New York Daily News
A 14-year-old boy unleashed carnage inside the halls of his elite school in the Serbian capital of Belgrade Wednesday morning, fatally shooting eight children and a security guard.
New York Daily News
(CNN) – A former FBI supervisory special agent has been arrested on charges related to the U.S. Capitol breach on January 6, 2021. Jared Wise, who was with the FBI For more than a decade, was arrested this week in Oregon. He has not yet entered a formal plea on the four federal crimes he’s […]The post Ex-FBI supervisor accused of encouraging Jan. 6 mob to ‘kill’ police first appeared on Trumpism And Trump - The News And Times.
The alleged Putin attack comes as Ukraine is expected to launch a significant counteroffensive aimed at liberating territories taken by Russian forces last year.
The post How the Ukraine War Ends: Putin Assassinated (Someone Tried)? appeared first on 19FortyFive.
It may or may not be big news that two drones may or may not have been fired at the Kremlin in an attempt to kill Russian President Putin.
The post Did Ukraine Just Try to Assassinate Putin? (Or Did FSB Try To Kill Him?) appeared first on 19FortyFive.
Michael Novakhov retweeted: The Russian Ministry of Defense is reporting that 2 Ukrainian Drones attempted to Target the Residence of President Vladimir Putin last night at around 3am in an apparent “Assassination Attempt” with the Drones claiming to have been Shot Down using Electronic Warfare Systems.
The post Michael Novakhov retweeted: The Russian Ministry of Defense is reporting that 2 Ukrainian Drones attempted to Target the Residence of President Vladimir Putin last night at around 3am in an apparent “Assassination Attempt” with the Drones claiming to have been Shot Down using Electronic Warfare Systems. first appeared on The Shared Links – The News And Times.
Two drones attacked Kremlin – Google Search shar.es/af9zKq
The post Two drones attacked Kremlin – Google Search shar.es/af9zKq first appeared on The Shared Links – The News And Times.

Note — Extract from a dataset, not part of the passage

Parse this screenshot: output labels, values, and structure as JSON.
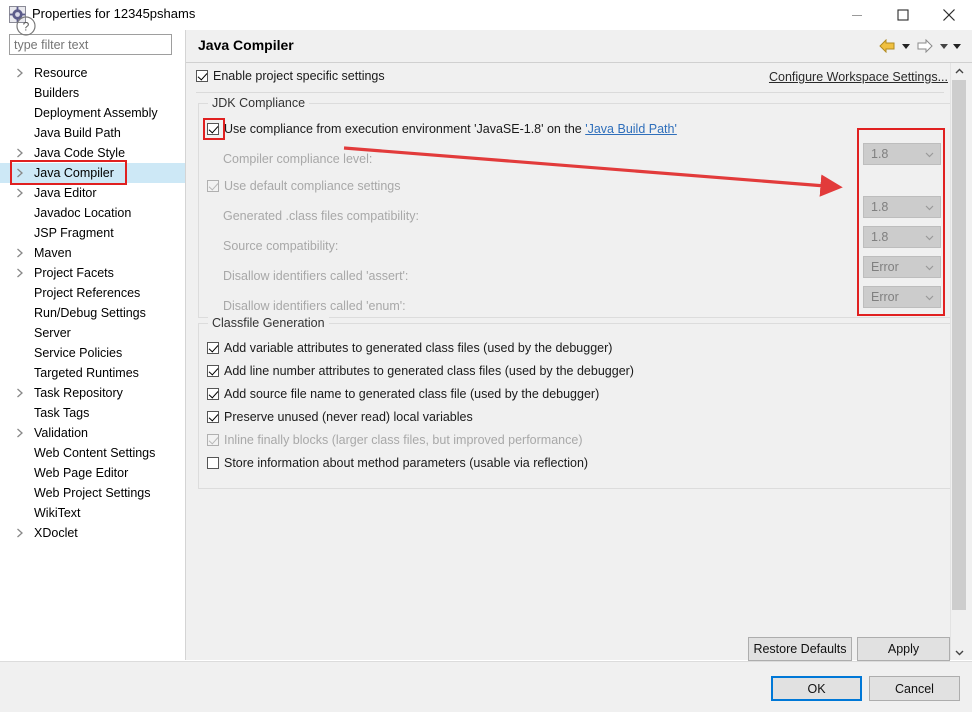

(CNN) – A former FBI supervisory special agent has been arrested on charges related to the U.S. Capitol breach on January 6, 2021. Jared Wise, who was with the FBI For more than a decade, was arrested this week in Oregon. He has not yet entered a formal plea on the four federal crimes he’s […]
The post Ex-FBI supervisor accused of encouraging Jan. 6 mob to ‘kill’ police first appeared on The News Channels - The News And Times.